What the exercise asks:
Within the listing below, how many lines hold the string "heart"? Only the number should be given.

Task data:

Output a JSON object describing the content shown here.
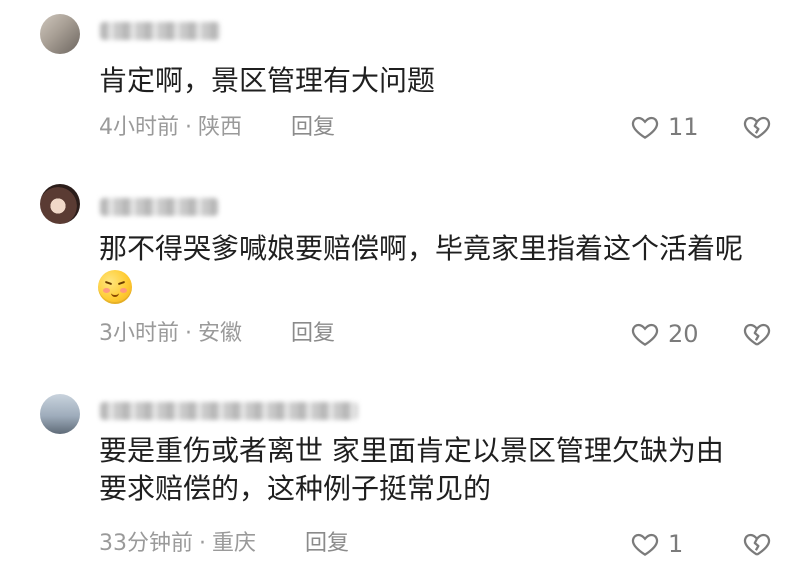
{
  "comments": [
    {
      "content": "肯定啊，景区管理有大问题",
      "time": "4小时前",
      "location": "陕西",
      "reply_label": "回复",
      "like_count": "11"
    },
    {
      "content": "那不得哭爹喊娘要赔偿啊，毕竟家里指着这个活着呢",
      "time": "3小时前",
      "location": "安徽",
      "reply_label": "回复",
      "like_count": "20"
    },
    {
      "content": "要是重伤或者离世 家里面肯定以景区管理欠缺为由\n要求赔偿的，这种例子挺常见的",
      "time": "33分钟前",
      "location": "重庆",
      "reply_label": "回复",
      "like_count": "1"
    }
  ],
  "icons": {
    "like": "heart-outline-icon",
    "dislike": "broken-heart-icon",
    "emoji": "shy-face-emoji-icon"
  },
  "colors": {
    "text_primary": "#1f1f1f",
    "text_secondary": "#9a9a9a",
    "icon_gray": "#7b7b7b",
    "background": "#ffffff"
  }
}
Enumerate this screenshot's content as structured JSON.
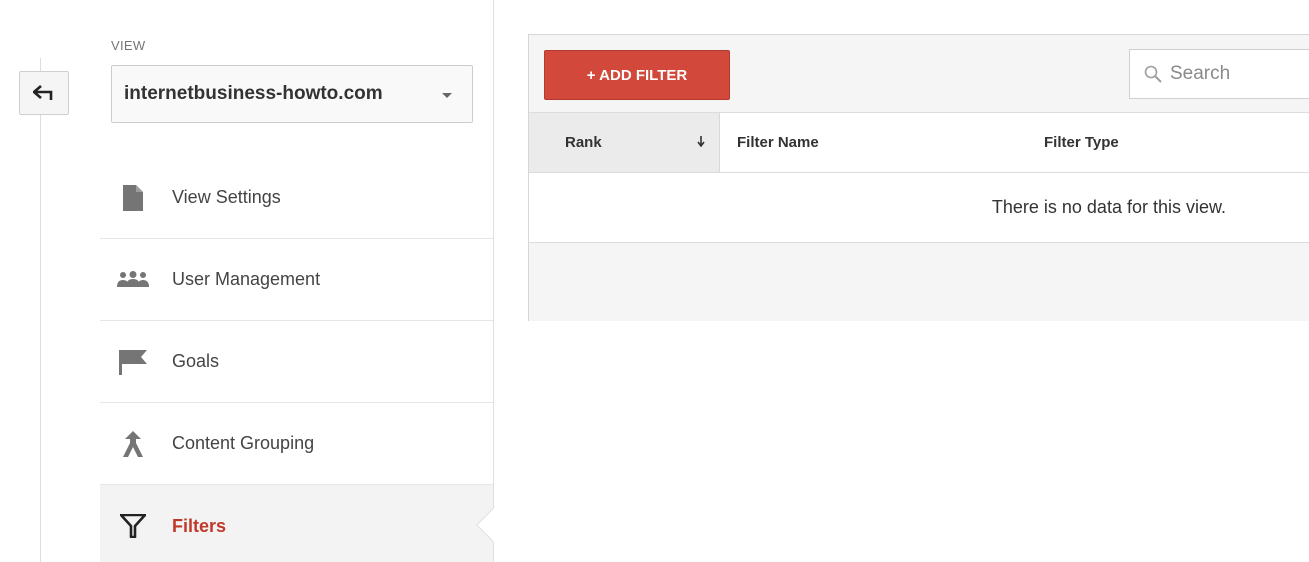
{
  "back_button": {
    "icon": "back-arrow-icon"
  },
  "view_selector": {
    "label": "VIEW",
    "selected": "internetbusiness-howto.com"
  },
  "nav": {
    "items": [
      {
        "label": "View Settings",
        "icon": "document-icon",
        "active": false
      },
      {
        "label": "User Management",
        "icon": "users-icon",
        "active": false
      },
      {
        "label": "Goals",
        "icon": "flag-icon",
        "active": false
      },
      {
        "label": "Content Grouping",
        "icon": "content-grouping-icon",
        "active": false
      },
      {
        "label": "Filters",
        "icon": "filter-icon",
        "active": true
      }
    ]
  },
  "toolbar": {
    "add_filter_label": "+ ADD FILTER",
    "search_placeholder": "Search"
  },
  "table": {
    "columns": [
      "Rank",
      "Filter Name",
      "Filter Type"
    ],
    "empty_message": "There is no data for this view."
  },
  "colors": {
    "accent": "#d2483a",
    "active_text": "#c0392b"
  }
}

Response to this task:
2